However, the third team was the only group to seemingly understand that the MOD did not want yet more variants of the vehicles they already had and wanted to reduce the existing collection into one single family. It was the Royal Ordnance PLC that drew up and actually made some of the RO2000 series.
Despite various levels of research being carried out and several pre-production vehicles having been made, the UK once again decided to go through a different route and opted to proceed with the fiscally disastrous MBAV, MRAV, TRACER and later FRES programs.
Black and white drawing of the RO2002 APC variant.
The RO2000 common platform without any combat module installed on the back. This illustration was produced by Brian Gaydos, funded by our Patreon Campaign

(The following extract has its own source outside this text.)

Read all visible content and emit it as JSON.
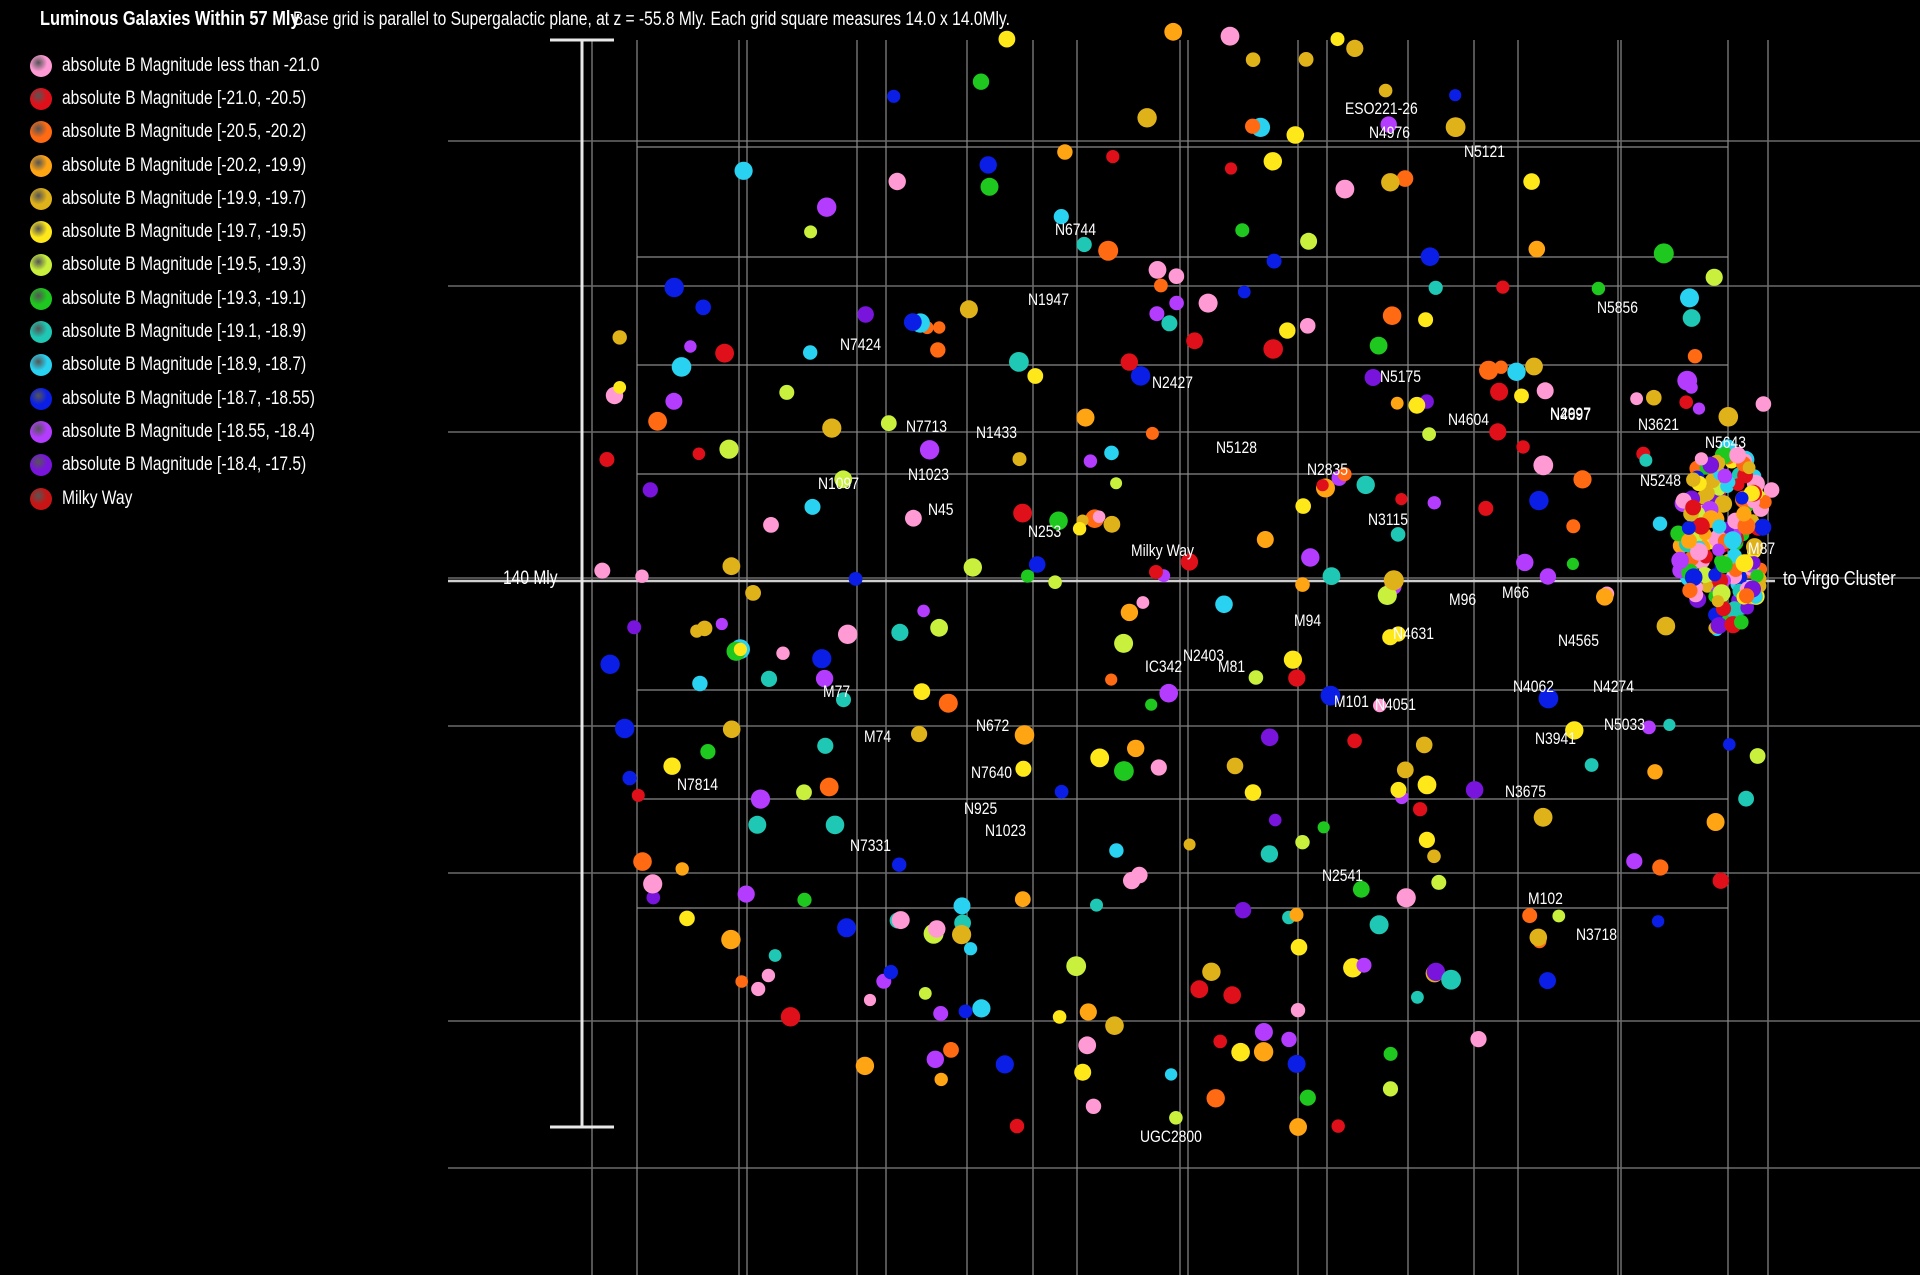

According to a report from the Armoured Trials & Development Unit at Bovington, the RO2000 series stemmed from a design, called SP122, done by the Royal Ordnance for a self-propelled howitzer for the Egyptian army, a design which would become the RO2001. The vehicle was meant to be built in Egypt, the industry of which was not well developed, and thus the vehicle had to be simple and easy to manufacture. It was then decided to use the chassis for a family of vehicles, four of which would actually be designed. Other reports indicate that all the vehicles were designed at the same time and only after that was the SPG version offered to Egypt.
The basic RO2000 vehicle had a steel chassis, with a Perkins TV8-640 V8 turbocharged diesel giving 320 hp coupled to a 6-speed epicyclic automatic gearbox, both placed at the front of the vehicle, leaving the rear space empty for the addition of the fighting compartment. The suspension consisted of 5 double wheels mounted on torsion bars, with an idler at the rear and two return rollers per side. These features were meant to be simple, cheap and low maintenance. It was also advertised as being easily upgradeable for the needs of the British army, mainly because the stock configuration was technologically primitive for the day and era. The vehicle could manage a gradient of 30o, a trench measuring 2.2 m or an obstacle 75 cm high.
The armor values are not specified, although they were probably very low given the low weight of just 13.5 tonnes for the base vehicle. However, it was advertised that a new armor package could be installed to optimize protection against kinetic and HEAT shells.
Maintenance-wise, the vehicle was meant to be easily pulled apart, taking just 40 minutes to take out the engine, 35 minutes to take out the gearbox and 25 minutes to take out the final drive unit, all with ‘the simplest of equipment’.
The RO2000 chassis, probably in the form of the RO2001 howitzer, underwent at least 10,000 km of testing in ‘arduous conditions’.
Side drawing of the RO2004 light tank.
The RO2001 and RO2003 were built, while RO2004 was only partially constructed. The vehicles were displayed at various private arms exhibitions. On paper, they filled the role needed and would have been valuable assets to the British Military. Unfortunately, like so many ideas put forwards, political bickering and incompetence saw interest wain and the UK once again began the ongoing waste of money that became synonymous with its research and development process.
However, the technical simplicity and small size of the RO2000 series were double-edged swords, as they also meant that the vehicles were seen as unsophisticated and hard if not impossible to upgrade and improve. The Royal Ordnance PLC was bought by British Aerospace in 1987, currently known as BAE Systems.
RO2001 Self Propelled Gun that was pitched to the Egyptian army, based on the RO2000 platform. Source: Think Defence
|Dimensions (L-W)||6.2 x 2.81 meters|
|Propulsion||Perkins TV8-640, 320 hp 8 cylinder turbocharged diesel with T320 automatic 6-speed epicyclic unit|
|Suspension||Transverse torsion bar, 5 per side, telescopic dampers 1,5|
|Total Production||None built|
Royal Ordnance files relating to the RO2000 program in the Bovington Tank Museum archives
Royal Ordnance RO2000 series Technical Datasheets
Armoured trials and development unit, Bovington Camp, Report on the RO2000 series, 9 June 1986
Royal Ordnance RO2000 sales brochure
Royal Ordnance RO2000 press release